Paphos is one of the top holiday destinations in Cyprus, boasting a wide range of beaches, historical sites and year-round sunny weather. It’s also known for its delicious seafood and meze dishes.
If you love history then you’ll want to make a visit to the UNESCO-listed Tombs of the Kings. These underground tombs date back to the 4th century BC and are carved out of solid rock.
Tombs of the Kings
Tombs of the Kings is a UNESCO World Heritage Site and one of the most fascinating archaeological sites in Cyprus. These tombs are carved into cliffs overlooking the sea and are worth adding to any traveller’s itinerary!
The tombs are built from solid rock and follow the ancient Egyptian belief that tombs should be as impressive as homes. Some even imitated houses, complete with atriums.
Agia Kyriaki Chrysopolitissa
Agia Kyriaki Chrysopolitissa is one of the most important churches in Paphos. It is a Greek Orthodox church built in the 1500s on top of earlier shrines.
A pathway leads through this archaeological site, which includes the ruins of an early Christian Basilica (4-7 century AD) and a medieval Franciscan Church. The complex also features the pillar of St. Paul’s, a medieval ottoman bath and the Agia Kyriaki Church.
It is a historic site that attracts thousands of visitors each year. It is a popular stop on multi-day tours of Cyprus.
Kato Paphos Archaeological Park
The Kato Paphos Archaeological Park is one of the most popular tourist attractions in Cyprus. This open-air museum includes many monuments that date back to prehistoric times, the Middle Ages and the Roman period.
It’s a UNESCO World Heritage Site and is considered to be of outstanding universal value. The ruins of villas, palaces, fortresses and rock-hewn peristyle tombs reveal the beauty and splendour of ancient Paphos.
Another must-see monument is the Tomb of the Kings, a necropolis. This cemetery was used by the Ptolemaic high class and their families during the Hellenistic and Roman periods.
St. Paul’s Pillar
The Pillar is an important historical landmark in Paphos. It is believed that this was the location where Saint Paul was scourged when he first arrived in Cyprus to preach Christianity.
It is located in the Chrysopolitissa archaeological site, just a few minutes’ walk from the port.
The Archaeological Park includes a number of Roman villas, the Houses of Dionysos, Theseus and Aion. A theatre and an Agora have also been discovered.

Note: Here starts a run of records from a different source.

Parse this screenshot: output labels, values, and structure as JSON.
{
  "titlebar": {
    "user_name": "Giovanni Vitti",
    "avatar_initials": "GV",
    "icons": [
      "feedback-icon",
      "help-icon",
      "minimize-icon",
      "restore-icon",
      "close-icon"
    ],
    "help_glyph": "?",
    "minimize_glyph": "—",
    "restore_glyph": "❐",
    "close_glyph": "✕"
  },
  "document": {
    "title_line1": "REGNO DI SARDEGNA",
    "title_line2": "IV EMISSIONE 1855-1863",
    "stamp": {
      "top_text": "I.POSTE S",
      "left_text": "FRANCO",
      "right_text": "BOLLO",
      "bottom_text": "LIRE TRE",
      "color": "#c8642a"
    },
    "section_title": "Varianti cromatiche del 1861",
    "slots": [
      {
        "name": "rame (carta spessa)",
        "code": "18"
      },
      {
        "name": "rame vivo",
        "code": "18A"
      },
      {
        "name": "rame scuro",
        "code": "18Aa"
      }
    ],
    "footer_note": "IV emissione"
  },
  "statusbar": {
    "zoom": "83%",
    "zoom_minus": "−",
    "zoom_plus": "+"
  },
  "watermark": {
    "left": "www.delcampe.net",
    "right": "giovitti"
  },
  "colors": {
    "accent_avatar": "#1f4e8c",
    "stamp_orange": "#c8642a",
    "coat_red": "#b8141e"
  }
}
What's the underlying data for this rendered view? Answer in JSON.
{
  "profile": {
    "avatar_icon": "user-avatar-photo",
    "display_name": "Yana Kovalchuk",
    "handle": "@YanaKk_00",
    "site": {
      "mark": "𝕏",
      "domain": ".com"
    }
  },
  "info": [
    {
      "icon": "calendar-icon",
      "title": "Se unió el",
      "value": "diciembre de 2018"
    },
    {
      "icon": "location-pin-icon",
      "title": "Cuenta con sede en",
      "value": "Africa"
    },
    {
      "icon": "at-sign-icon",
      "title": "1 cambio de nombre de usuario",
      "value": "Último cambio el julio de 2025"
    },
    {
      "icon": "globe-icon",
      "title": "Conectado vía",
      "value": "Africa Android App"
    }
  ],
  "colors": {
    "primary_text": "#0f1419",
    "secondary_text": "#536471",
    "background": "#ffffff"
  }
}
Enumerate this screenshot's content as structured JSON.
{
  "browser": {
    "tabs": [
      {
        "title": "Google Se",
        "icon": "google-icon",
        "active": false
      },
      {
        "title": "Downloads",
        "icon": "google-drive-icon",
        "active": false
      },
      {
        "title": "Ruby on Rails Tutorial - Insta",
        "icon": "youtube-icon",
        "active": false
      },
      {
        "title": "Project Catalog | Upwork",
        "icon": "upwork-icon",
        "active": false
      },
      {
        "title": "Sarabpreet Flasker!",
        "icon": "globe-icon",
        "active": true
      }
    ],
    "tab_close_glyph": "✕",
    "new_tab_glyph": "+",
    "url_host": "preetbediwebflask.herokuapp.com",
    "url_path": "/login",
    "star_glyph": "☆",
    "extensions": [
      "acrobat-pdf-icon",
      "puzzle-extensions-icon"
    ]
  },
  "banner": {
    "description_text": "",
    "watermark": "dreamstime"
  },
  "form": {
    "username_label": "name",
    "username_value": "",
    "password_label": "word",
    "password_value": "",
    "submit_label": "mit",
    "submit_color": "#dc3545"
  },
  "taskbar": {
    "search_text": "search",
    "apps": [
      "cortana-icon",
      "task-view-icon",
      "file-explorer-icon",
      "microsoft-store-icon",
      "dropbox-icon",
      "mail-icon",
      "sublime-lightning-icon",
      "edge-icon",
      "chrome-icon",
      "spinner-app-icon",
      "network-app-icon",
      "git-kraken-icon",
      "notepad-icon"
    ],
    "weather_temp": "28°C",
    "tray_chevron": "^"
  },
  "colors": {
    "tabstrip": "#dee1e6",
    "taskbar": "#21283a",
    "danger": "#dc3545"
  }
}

One of the most popular archaeological attractions in Paphos is the Odeon, which is a magnificent 2nd-century amphitheatre. It has been restored and is often used for theatrical performances and open-air concerts.
The odeon is situated within the Paphos Archaeological Park, just next to the picturesque harbour of Kato Paphos. It is a semicircle theatre built entirely out of limestone blocks.
According to folklore, Adonis and Aphrodite used to swim at the Adonis Baths Waterfalls – a gorgeous natural pool close to Paphos. A wispy waterfall enters one side of the leafy pool, creating a picturesque setting.
The ancient ruins inside Paphos Archaeological Site are also worth visiting, including remnants of an Odeon, Agora, and Asklepion from the Roman period.
If you’re into folk art, you can also explore the Ethnographic Museum in Geroskipou village, a short drive from Paphos. Here you can learn about traditional textile weaving and see some fascinating displays of everyday life in Cyprus from the previous centuries.